scams

With online scams and threats to our bank security becoming ever more complex, it is vital that we protect ourselves both personally and within our small business.

So today I’ve asked Mark Bonnamy, Founder of specialist IT Solutions Company, Ridgewall, in the City of London to Guest Blog for us.  His expert advice gives us the simple steps we can take to protect ourselves against the increasing threat of online scams.


I hear all too frequently that someone’s account has been compromised, and whilst the various scams seem obvious to some, they aren’t to others.  Before we know it, we’ve sent £1,000 to a friend in dire need – or so we are led to believe by the desperate and urgent email which purports to be from them.

One thing is definitely true: its only going to get worse and the scams more professional, whether that’s in the type of email you receive or the Malware and Virus that are set to compromise the devices you use.

Here is some advice to avoid the scams

1.       Never use just one password (that’s ever) for your key accounts, banks etc.
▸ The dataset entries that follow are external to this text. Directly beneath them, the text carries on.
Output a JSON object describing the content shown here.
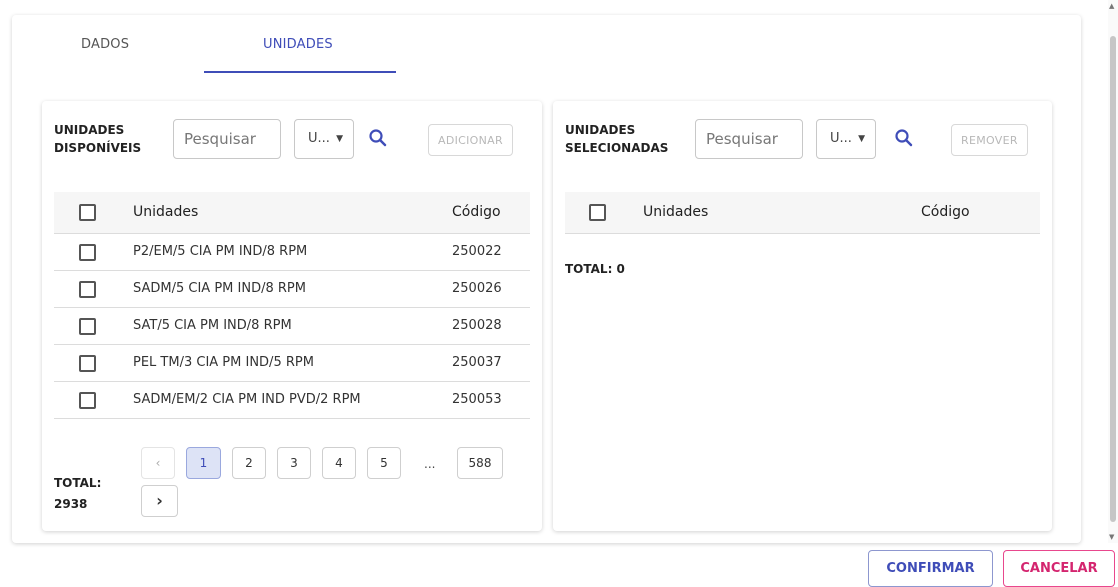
{
  "tabs": [
    {
      "label": "DADOS",
      "active": false
    },
    {
      "label": "UNIDADES",
      "active": true
    }
  ],
  "accent_color": "#3f4db8",
  "left_panel": {
    "title": "UNIDADES DISPONÍVEIS",
    "search_placeholder": "Pesquisar",
    "filter_value": "U...",
    "add_label": "ADICIONAR",
    "columns": [
      "Unidades",
      "Código"
    ],
    "rows": [
      {
        "name": "P2/EM/5 CIA PM IND/8 RPM",
        "code": "250022"
      },
      {
        "name": "SADM/5 CIA PM IND/8 RPM",
        "code": "250026"
      },
      {
        "name": "SAT/5 CIA PM IND/8 RPM",
        "code": "250028"
      },
      {
        "name": "PEL TM/3 CIA PM IND/5 RPM",
        "code": "250037"
      },
      {
        "name": "SADM/EM/2 CIA PM IND PVD/2 RPM",
        "code": "250053"
      }
    ],
    "total_label": "TOTAL:",
    "total_value": "2938",
    "pagination": {
      "prev": "‹",
      "pages": [
        "1",
        "2",
        "3",
        "4",
        "5"
      ],
      "current": "1",
      "ellipsis": "...",
      "last": "588",
      "next": "›"
    }
  },
  "right_panel": {
    "title": "UNIDADES SELECIONADAS",
    "search_placeholder": "Pesquisar",
    "filter_value": "U...",
    "remove_label": "REMOVER",
    "columns": [
      "Unidades",
      "Código"
    ],
    "total_text": "TOTAL: 0"
  },
  "footer": {
    "confirm_label": "CONFIRMAR",
    "cancel_label": "CANCELAR",
    "confirm_color": "#3f4db8",
    "cancel_color": "#d4256f"
  }
}
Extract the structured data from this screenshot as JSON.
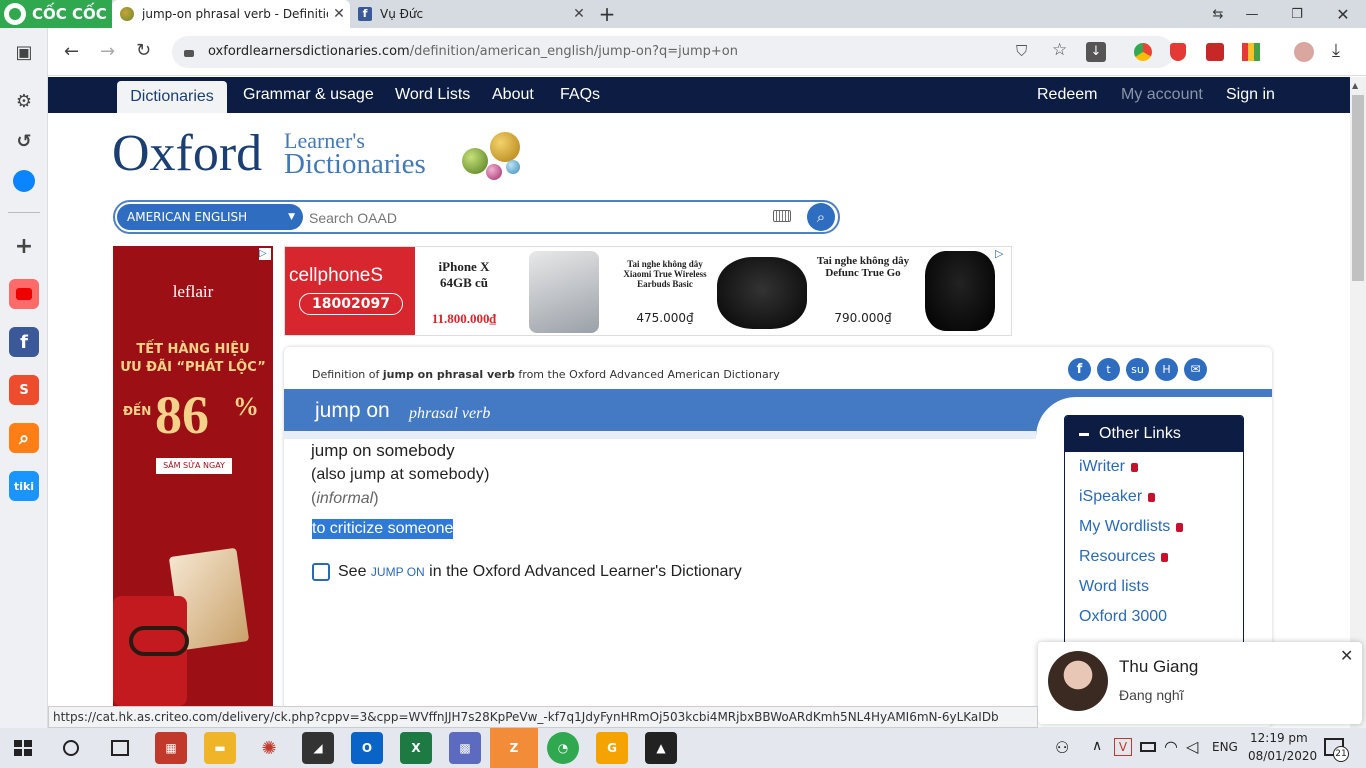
{
  "browser": {
    "brand": "CỐC CỐC",
    "tabs": [
      {
        "title": "jump-on phrasal verb - Definition, pict"
      },
      {
        "title": "Vụ Đức"
      }
    ],
    "address": {
      "host": "oxfordlearnersdictionaries.com",
      "path": "/definition/american_english/jump-on?q=jump+on"
    },
    "status_url": "https://cat.hk.as.criteo.com/delivery/ck.php?cppv=3&cpp=WVffnJJH7s28KpPeVw_-kf7q1JdyFynHRmOj503kcbi4MRjbxBBWoARdKmh5NL4HyAMI6mN-6yLKaIDb"
  },
  "site_nav": {
    "left": [
      "Dictionaries",
      "Grammar & usage",
      "Word Lists",
      "About",
      "FAQs"
    ],
    "right": [
      "Redeem",
      "My account",
      "Sign in"
    ]
  },
  "logo": {
    "oxford": "Oxford",
    "line1": "Learner's",
    "line2": "Dictionaries"
  },
  "search": {
    "language": "AMERICAN ENGLISH",
    "placeholder": "Search OAAD"
  },
  "ads": {
    "left": {
      "brand": "leflair",
      "line1": "TẾT HÀNG HIỆU",
      "line2": "ƯU ĐÃI “PHÁT LỘC”",
      "upto": "ĐẾN",
      "percent": "86",
      "percent_sign": "%",
      "cta": "SĂM SỬA NGAY"
    },
    "top": {
      "brand": "cellphoneS",
      "phone": "18002097",
      "p1_name": "iPhone X 64GB cũ",
      "p1_price": "11.800.000₫",
      "p2_name": "Tai nghe không dây Xiaomi True Wireless Earbuds Basic",
      "p2_price": "475.000₫",
      "p3_name": "Tai nghe không dây Defunc True Go",
      "p3_price": "790.000₫"
    }
  },
  "entry": {
    "crumb_prefix": "Definition of",
    "crumb_word": "jump on phrasal verb",
    "crumb_suffix": "from the Oxford Advanced American Dictionary",
    "headword": "jump on",
    "pos": "phrasal verb",
    "sense": "jump on somebody",
    "also_prefix": "(also",
    "also_term": "jump at somebody",
    "also_suffix": ")",
    "label_open": "(",
    "label": "informal",
    "label_close": ")",
    "definition": "to criticize someone",
    "see_prefix": "See",
    "see_link": "JUMP ON",
    "see_suffix": "in the Oxford Advanced Learner's Dictionary"
  },
  "other_links": {
    "title": "Other Links",
    "items": [
      "iWriter",
      "iSpeaker",
      "My Wordlists",
      "Resources",
      "Word lists",
      "Oxford 3000"
    ]
  },
  "chat": {
    "name": "Thu Giang",
    "status": "Đang nghĩ"
  },
  "taskbar": {
    "lang": "ENG",
    "time": "12:19 pm",
    "date": "08/01/2020",
    "notif": "21"
  },
  "colors": {
    "nav_bg": "#0c1c42",
    "brand_blue": "#1b3f73",
    "headword_band": "#4479c4",
    "link": "#2a6ab5",
    "lock": "#c8102e"
  }
}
If you do you will likely be a victim and when you are, it’s going to be far worse than if you use different passwords!

2.       Password length and complexity is absolutely vital. Use pass phrases that are easy to remember eg Cho1rdrive5meM&D!

3.       Never use the same password for your bank that you do for email or Amazon, iTunes etc

4.       You don’t need to change it frequently but it does need to be long and use the unusual characters

5.       If you are ever going to make a payment of a significant amount always phone and check with the person and company directly.  Don’t use the phone numbers that come with the info; check independently i.e. google the company to verify the numbers are legit.

Why do accounts become compromised?

Generally at the moment there are two reasons:

1.       Weak passwords

2.       Malware infections

Why are there so many email related problems?  The email system we use hasn’t changed since it was invented, and is about the most insecure, spoofable system there is!  Its easy: trust nothing that comes via it!
We have all seen password reset request for iTunes or bank spoofs or scams, so it’s a simple rule. Only ever click on a link if you are absolutely sure it’s from the sender. In the case of iTunes, banks and similar always separate your actions.

If you get an email saying your Amazon delivery is delayed NEVER click on the link, always open a web browser and log in as you normally would. This avoids going to spoof web sites and avoids downloading malware.

What should I do to protect the devices I use?

1.       Always do the software updates as soon as they come out (set to auto-update where possible)

2.       Generally go for the paid for versions of protection, everything that is free is a cut down version that could be improved upon if you bought it.

3.       Always make sure your anti-virus software is up to date (sometimes your bank may offer free protection such as anti-virus software etc).

4.       Mac users you are not much safer than anyone else; don’t be fooled!

5.       If your anti-virus software doesn’t have Malware protection buy Malware Bytes www.malwarebytes.org it’s around £25 per annum for 3 devices and is a great product (for Mac’s too).